There’s more than just the danger of personal infection
I would be remiss if I didn’t take this opportunity to warn you about the dangers to your computers and personal data resulting from this pandemic. Any time there is a “big story”, there are unscrupulous people who will use that as a pretext to do you harm. In the case of the COVID-19 pandemic, there has been evidence of criminals creating websites that purport to offer news, when all they do is deliver viruses or ransomware to those who visit their sites looking for information.

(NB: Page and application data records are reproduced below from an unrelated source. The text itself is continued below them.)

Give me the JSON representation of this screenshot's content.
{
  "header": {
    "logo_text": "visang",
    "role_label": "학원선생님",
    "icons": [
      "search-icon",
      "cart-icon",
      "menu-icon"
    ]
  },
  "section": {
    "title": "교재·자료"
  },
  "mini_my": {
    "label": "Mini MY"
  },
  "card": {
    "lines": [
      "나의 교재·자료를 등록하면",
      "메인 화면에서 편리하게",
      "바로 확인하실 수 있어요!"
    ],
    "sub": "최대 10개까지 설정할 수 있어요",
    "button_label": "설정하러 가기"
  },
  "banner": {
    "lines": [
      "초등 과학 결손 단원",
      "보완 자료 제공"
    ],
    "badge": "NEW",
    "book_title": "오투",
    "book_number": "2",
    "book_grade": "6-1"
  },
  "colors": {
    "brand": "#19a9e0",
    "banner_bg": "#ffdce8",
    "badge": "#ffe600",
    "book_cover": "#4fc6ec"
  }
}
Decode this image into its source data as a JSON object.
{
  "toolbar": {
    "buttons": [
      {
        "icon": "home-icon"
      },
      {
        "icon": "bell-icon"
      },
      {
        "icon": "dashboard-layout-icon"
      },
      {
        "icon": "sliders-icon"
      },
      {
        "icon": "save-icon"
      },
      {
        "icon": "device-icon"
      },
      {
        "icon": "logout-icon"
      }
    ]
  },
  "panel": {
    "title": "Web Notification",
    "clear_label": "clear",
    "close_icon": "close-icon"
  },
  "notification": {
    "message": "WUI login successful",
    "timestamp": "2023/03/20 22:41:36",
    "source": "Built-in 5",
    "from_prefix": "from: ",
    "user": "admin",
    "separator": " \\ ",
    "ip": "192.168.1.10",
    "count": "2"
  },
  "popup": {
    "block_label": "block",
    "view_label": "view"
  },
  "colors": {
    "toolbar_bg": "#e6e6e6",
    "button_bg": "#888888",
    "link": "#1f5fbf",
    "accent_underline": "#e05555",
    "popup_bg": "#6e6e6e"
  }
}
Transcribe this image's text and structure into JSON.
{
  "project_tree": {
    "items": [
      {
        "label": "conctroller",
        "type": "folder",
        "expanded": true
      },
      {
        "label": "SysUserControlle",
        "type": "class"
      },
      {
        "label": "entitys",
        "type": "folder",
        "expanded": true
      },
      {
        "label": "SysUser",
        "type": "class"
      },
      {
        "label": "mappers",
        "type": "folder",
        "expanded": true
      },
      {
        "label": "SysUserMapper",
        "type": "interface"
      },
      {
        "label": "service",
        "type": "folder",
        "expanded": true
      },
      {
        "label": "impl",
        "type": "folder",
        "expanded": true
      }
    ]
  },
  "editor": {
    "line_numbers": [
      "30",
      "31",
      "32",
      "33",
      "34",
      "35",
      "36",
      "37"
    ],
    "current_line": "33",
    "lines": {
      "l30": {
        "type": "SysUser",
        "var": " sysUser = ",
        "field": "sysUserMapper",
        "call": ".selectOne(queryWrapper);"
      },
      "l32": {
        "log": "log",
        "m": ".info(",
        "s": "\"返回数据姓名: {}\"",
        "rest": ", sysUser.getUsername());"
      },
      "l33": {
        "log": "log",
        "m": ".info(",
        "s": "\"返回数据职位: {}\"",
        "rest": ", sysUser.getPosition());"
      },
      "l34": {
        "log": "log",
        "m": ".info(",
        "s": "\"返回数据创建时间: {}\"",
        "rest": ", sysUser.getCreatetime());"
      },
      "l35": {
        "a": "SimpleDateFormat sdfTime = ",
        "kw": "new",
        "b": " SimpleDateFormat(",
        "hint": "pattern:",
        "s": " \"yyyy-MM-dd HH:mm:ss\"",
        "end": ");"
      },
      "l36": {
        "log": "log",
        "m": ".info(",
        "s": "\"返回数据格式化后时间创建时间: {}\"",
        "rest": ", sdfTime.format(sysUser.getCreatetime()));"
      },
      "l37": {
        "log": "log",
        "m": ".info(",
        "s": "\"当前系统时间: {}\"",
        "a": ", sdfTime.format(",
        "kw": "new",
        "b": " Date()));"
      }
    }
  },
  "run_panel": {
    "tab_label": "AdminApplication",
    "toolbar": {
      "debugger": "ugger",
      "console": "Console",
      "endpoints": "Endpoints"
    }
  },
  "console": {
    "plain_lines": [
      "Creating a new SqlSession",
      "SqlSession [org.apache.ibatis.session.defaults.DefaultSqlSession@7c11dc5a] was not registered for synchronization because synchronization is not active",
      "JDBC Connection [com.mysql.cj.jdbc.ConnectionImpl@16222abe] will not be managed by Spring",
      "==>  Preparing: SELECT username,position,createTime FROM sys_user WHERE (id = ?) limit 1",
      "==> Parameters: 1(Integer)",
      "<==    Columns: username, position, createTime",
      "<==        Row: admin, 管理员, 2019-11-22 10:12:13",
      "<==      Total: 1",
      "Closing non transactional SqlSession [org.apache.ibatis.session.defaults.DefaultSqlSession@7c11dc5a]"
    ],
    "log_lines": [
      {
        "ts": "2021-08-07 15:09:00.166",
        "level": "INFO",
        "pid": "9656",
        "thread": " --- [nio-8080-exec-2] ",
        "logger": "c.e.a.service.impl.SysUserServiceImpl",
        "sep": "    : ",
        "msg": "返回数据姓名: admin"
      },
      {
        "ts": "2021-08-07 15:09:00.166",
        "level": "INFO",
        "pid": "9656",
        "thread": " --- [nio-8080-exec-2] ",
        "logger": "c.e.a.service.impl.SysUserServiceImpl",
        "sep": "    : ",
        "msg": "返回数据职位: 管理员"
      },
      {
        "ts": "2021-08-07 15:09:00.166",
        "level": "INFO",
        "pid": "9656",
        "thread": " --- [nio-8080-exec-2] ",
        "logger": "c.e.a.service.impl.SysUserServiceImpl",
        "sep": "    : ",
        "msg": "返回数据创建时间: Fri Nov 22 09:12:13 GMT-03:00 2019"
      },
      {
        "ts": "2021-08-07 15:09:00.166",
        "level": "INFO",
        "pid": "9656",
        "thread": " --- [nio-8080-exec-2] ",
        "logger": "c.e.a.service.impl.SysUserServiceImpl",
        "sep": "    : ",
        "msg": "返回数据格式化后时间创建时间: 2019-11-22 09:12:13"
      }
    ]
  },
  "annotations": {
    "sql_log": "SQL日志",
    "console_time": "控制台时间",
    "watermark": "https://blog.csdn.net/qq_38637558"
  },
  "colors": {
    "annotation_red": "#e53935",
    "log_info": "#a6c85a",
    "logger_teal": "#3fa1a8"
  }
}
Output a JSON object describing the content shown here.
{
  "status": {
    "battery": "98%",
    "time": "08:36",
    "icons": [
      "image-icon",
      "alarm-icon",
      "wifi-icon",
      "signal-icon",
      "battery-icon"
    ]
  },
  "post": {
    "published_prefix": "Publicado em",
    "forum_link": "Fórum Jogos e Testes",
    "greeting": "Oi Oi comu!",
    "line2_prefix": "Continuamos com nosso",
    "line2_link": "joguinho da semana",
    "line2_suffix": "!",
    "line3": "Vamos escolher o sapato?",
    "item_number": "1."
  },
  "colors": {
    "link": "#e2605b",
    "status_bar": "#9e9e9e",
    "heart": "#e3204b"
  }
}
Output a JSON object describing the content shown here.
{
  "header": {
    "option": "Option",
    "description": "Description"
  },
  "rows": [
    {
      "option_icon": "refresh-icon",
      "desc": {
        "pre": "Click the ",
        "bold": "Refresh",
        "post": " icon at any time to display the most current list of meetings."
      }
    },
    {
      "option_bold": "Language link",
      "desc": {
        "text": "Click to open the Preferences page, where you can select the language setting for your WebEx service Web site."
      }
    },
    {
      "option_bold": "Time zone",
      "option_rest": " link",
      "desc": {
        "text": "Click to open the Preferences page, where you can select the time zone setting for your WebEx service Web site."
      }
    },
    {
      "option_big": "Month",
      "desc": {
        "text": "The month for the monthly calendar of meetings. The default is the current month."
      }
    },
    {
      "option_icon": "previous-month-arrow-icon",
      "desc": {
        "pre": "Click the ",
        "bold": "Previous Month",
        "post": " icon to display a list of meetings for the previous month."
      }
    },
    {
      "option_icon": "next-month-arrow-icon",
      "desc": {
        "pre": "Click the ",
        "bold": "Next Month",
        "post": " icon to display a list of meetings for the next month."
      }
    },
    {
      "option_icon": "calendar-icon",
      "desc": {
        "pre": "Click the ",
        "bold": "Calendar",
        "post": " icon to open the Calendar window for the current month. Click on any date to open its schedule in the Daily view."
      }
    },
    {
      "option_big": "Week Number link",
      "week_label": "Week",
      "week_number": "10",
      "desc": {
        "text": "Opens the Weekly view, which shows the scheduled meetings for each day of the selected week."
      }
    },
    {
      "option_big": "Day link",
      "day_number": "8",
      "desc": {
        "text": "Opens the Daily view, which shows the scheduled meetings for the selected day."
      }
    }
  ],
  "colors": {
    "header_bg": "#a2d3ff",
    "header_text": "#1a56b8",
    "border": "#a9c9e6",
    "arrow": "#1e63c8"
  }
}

During this crisis, it’s probably safer to get your news from the TV or radio. However, if you intend to use the internet to learn about the pandemic, be very careful of the sites you visit. Rather than doing a Google Search for information, try visiting trusted websites (such as your local newspaper, or reputable national news networks such as CBC, CTV, NBC, CBS, ABC, CNN, etc.). Go to their websites, and only after you get there, should you search for stories on their sites. Criminals have been known to invest massive amounts of money to get their “fake” sites listed at the top of search engine results. They know that whatever they spent to get their stories to the top of the list, will be more than paid back by the profits they reap by taking control of your computers.
Keep Safe and Healthy
I wish you all the very best. As we head into the spring, perhaps the warmer weather will bring us some relief from this virus. Hopefully, with the world working to find a vaccine, we will be better prepared should this virus become an annual phenomenon (like the flu). It’s too early to say, but I’m hoping for a happy ending to this mess.
Jack Eisenberg, Owner
Safe and Secure Computing